I'm reeling. I'm angry. I'm heartsore. It has been a particularly bad week for women and children. Harvey Weinstein, Hollywood producer, stands accused of raping, and sexually assaulting many women in the movie industry. It takes one or two women to brave the cold face of rageful powerful men in large corporations and industries, to allow the many other women to begin chattering and sharing their stories. Just like they did with Bill Cosby.
The whispering network has always carried the story of Harvey Weinstein. Over the years his company paid out millions of dollars to shut women up. Which means that the men and women who worked for him and who facilitated the process of sexual assault by bringing women up to his hotel suites, where he was waiting for bright eyed innocent women, either naked or dressed only in a bathrobe, waiting downstairs to sign them on, and escort them out the building, knew and held silence .
And today the silence of men who surrounded him, who work in Hollywood, is the largest missing voice that I hear. No man is upstanding for these women. In their silence they align themselves with sexual assault and patriarchy.
And close to home my life is this week disrupted by more than the usual violence happening to women and children. I listen intently to the trial of Jason Rohde, who allegedly killed his intimate partner. His lover was once my estate agent! I shudder at the closeness of violence in our personal lives. I have a stomach that churns as I listen to testimony in the trial in which 118 psychiatric patients died as a result of the Esidimeni tragedy.
But then the news from Soweto arrives and my brain lights up, my body collapses as I cringe and tear at the injustice of this most violent of crimes: abuse of school children within the so called safety of the school, and the silence of those who knew. You see the themes repeating themselves, right? People in power, be they Harvey Weinstein or a 50 something-year-old man who has on a uniform and by virtue of this and his age, has a lot more power than the children he was employed to protect, surrenders to his low self esteem, or perhaps his sexual proclivity for young children, and abuses them in the most heinous manner.
87 young children between the ages of 6 and 14 were sexually violated. Once again, it took one or two brave young girls to tell mom/grandmom, to give the rest of the children permission to talk. Or perhaps it gave their moms/grandmoms the much needed courage to actually ask their children about their sexual safety.
Mostly, are you men ready yet to take on responsibility for your privilege, patriarchy and entitlement? Are you ready to man up and be an up stander and stop men who behave like dicks towards women and children?
What is equally revolting for me is that the principle and school knew about this and kept quiet and also discouraged pupils from talking about it or reporting it to their parents.Talk about adding trauma to trauma, this is what it looks like: Asking a child to hold such a big secret is sure to concretise her trauma.
Are we comfortably numb about abuse to women and children?
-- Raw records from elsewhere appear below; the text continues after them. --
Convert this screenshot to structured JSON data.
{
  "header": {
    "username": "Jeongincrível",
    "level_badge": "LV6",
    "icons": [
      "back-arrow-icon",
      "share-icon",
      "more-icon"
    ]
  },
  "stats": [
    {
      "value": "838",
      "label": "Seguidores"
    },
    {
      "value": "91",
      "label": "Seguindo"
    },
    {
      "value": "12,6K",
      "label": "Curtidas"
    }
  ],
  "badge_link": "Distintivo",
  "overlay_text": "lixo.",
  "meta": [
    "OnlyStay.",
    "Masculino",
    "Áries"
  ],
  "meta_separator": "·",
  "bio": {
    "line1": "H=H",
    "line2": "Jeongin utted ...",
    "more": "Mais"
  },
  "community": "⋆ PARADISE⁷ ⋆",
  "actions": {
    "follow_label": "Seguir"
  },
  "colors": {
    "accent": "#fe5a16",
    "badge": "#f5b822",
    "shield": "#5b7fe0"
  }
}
I know this is not true. We are stuck in not knowing what to do about violence against women and children. Daily we are bombarded by facts of an incompetent and untrustworthy police and judicial system. No way do we believe we will be heard and justice will be done. What to do with your own abuse or abuse of someone you know? We remain silent.
I judge this not. There is a process a woman/child/man goes through soon after the abuse occurs: trauma begins and lingers in different forms, for life. The shame settles in and remains for life -- a constantly recurring question of "Maybe it was my fault." A recurring running though the abuse, a regret at not acting differently, of retracing the steps over and over again. Or a complete disassociation of memory. But the feelings of guilt and shame remain. And hold us silent.
Are we shocked enough to teach our children to talk to us as parents/caretakers/teachers about anything that feels personally uncomfortable and invasive? Mostly, are you men ready yet to take on responsibility for your privilege, patriarchy and entitlement? Are you ready to man up and be an up stander and stop men who behave like dicks towards women and children?
Are we ready to insist on comprehensive sexuality education in schools that include gender work, consent, critical thinking skills and building high enough self esteem, so when that pussy comes to get you in the boardroom or school ground, you can do what our Police Minister advises.